Impeding Resonance

Just as environmental stimuli can enhance a resonant relationship between visitors and exhibits, they can also impede it. Things that can impede or block resonant experiences:

  • “You can only take so much in” – a museum visit can saturate your sensory and cognitive capacities. Visitors deploy strategies to allocate their time and mental budgets according to their interests. A sense of “too much to take in” can be overwhelming and prevent visitors from engaging with an exhibition.
  • “It’s all jumbled”- the sense of there being too much to take in can be exacerbated by the lack of a clear order or logic with which to make sense of an exhibit. The ‘signal’ of an interpretive message is lost in the ‘noise’ of an overly cluttered display – different features compete and cancel each other out.
  • “The people I’m with won’t let me” – visitors might spend less time on an exhibit than they would like if they feel they’re being hurried along by their companions. Queues and crowding can impede resonance by getting in the way or making an environment less pleasant by their presence.

Next week – Channelling
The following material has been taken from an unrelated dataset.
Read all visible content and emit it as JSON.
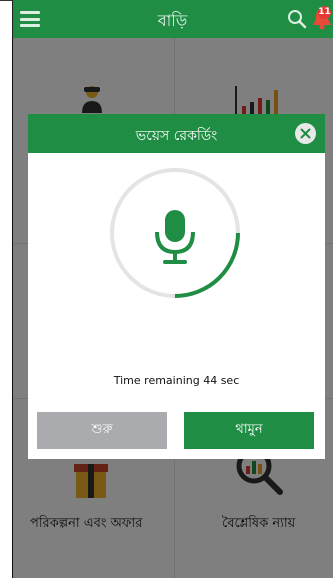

[1] In my own research, I found that “immersive” was not a word that resonated particularly with visitors when asked to describe exhibit environments. I used the word in my pilot questionnaire and several visitors said they didn’t know what the word meant (and the pilot results suggested these people were just the tip of the iceberg). Given the amount of museological discourse there currently is around “immersive experiences”, this is a point worth noting – we’re potentially talking about visitor experiences in terms visitors would not recognise.